Lenovo recently announced that it would be the first hardware maker to ship PCs with Microsoft’s Pluton security chipset. But now it says that it will not enable this functionality by default.
“Pluton will be disabled by default on 2022 Lenovo ThinkPad platforms,” a Lenovo spokesperson told The Register. “Specifically, the ThinkPad Z13, Z16, T14, T16, T14s, P16s, and X13 using AMD 6000-series processors. Customers will have the ability to enable Pluton themselves.”
You may not be surprised to discover that Pluton is triggering the same angst, in some circles, as Microsoft’s decision to require that PC makers include a Trusted Platform Module (TPM) 20 years ago. At that time, open-source advocates, in particular, complained that the real aim of this effort was to keep Linux off of PCs. Today, we’re hearing similar complaints.
“Linux is currently an unsupported scenario [for Pluton],” a Microsoft spokesperson told The Register. “Pluton is a hardware security technology that could be used by various OS components similar to how OS code can choose to use the TPM. Linux already has support for TPMs today. However, Microsoft’s current focus is ensuring an optimal experience for Windows 11.” My, how history repeats itself.
The good news? PC buyers can disable Pluton, even when it ships enabled on a PC.
“AMD respects user choice and, as is typical with many other security technologies, we provide the ability for a user to enable or disable Pluton based on their preferences in our reference BIOS,” an AMD statement notes. “AMD Ryzen 6000 Series processors support Linux. AMD has closely collaborated with Canonical (Ubuntu) and Red Hat to certify and optimize OEM designs with their operating systems.”
Intel, which had previously agreed to include the Pluton chipset, said only that its latest “Alder Lake” series chipsets already have a Pluton equivalent in its TPM 2.0-compatible Intel Platform Trust Technology, and that these PCs will, of course, run Linux too.

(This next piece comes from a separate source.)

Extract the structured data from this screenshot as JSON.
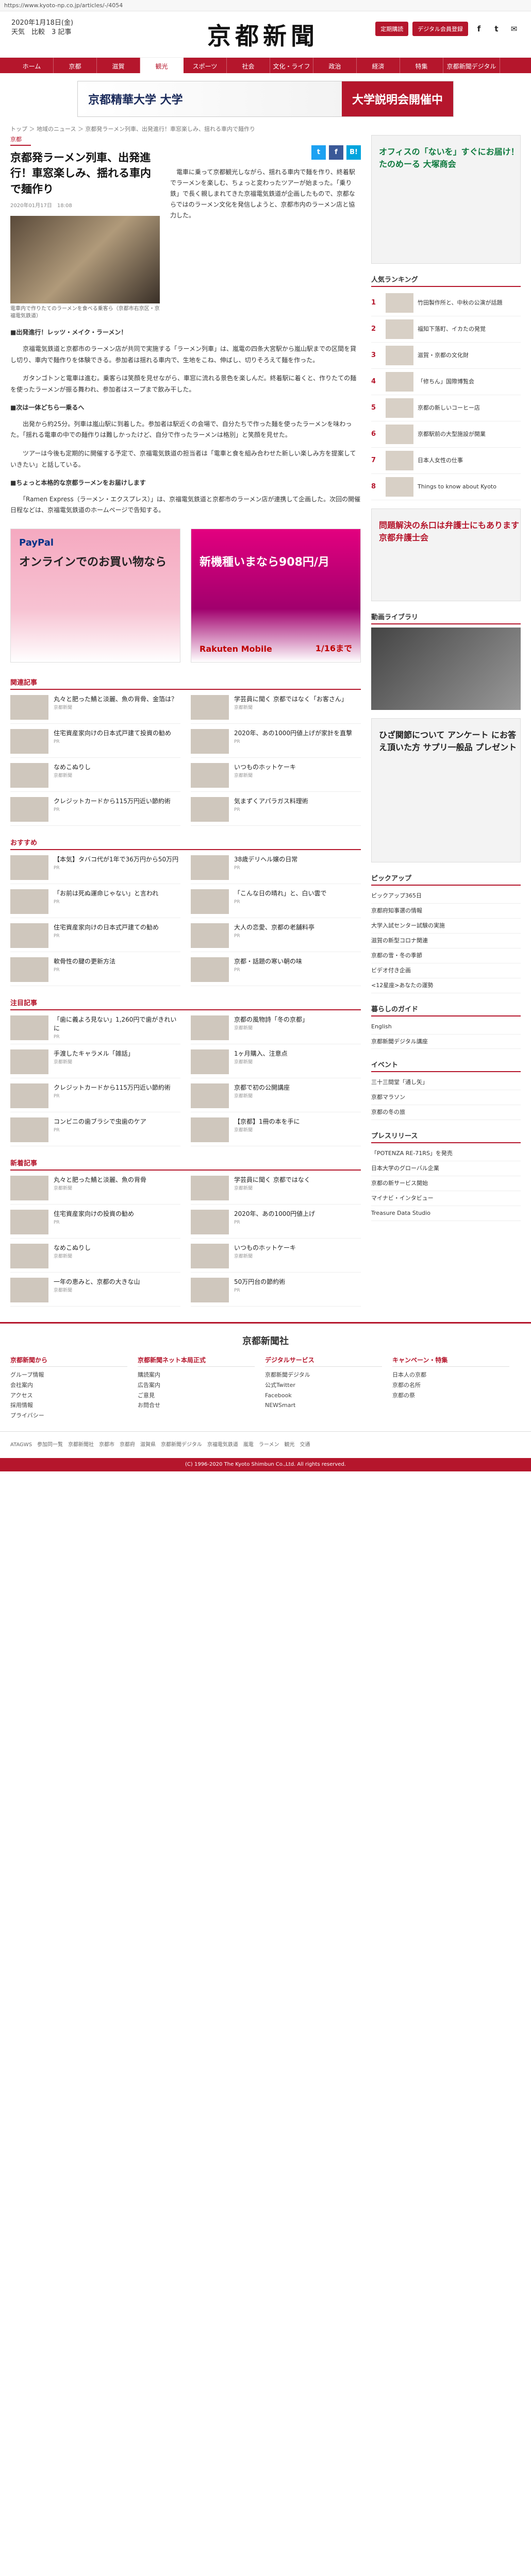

There are two key differences between Pluton and TPM. One, it is placed inside the System on a Chip (SoC), helping prevent attacks on the path between the security chipset and the CPU. And two, it’s designed by Microsoft. Which, again, is the problem in certain circles.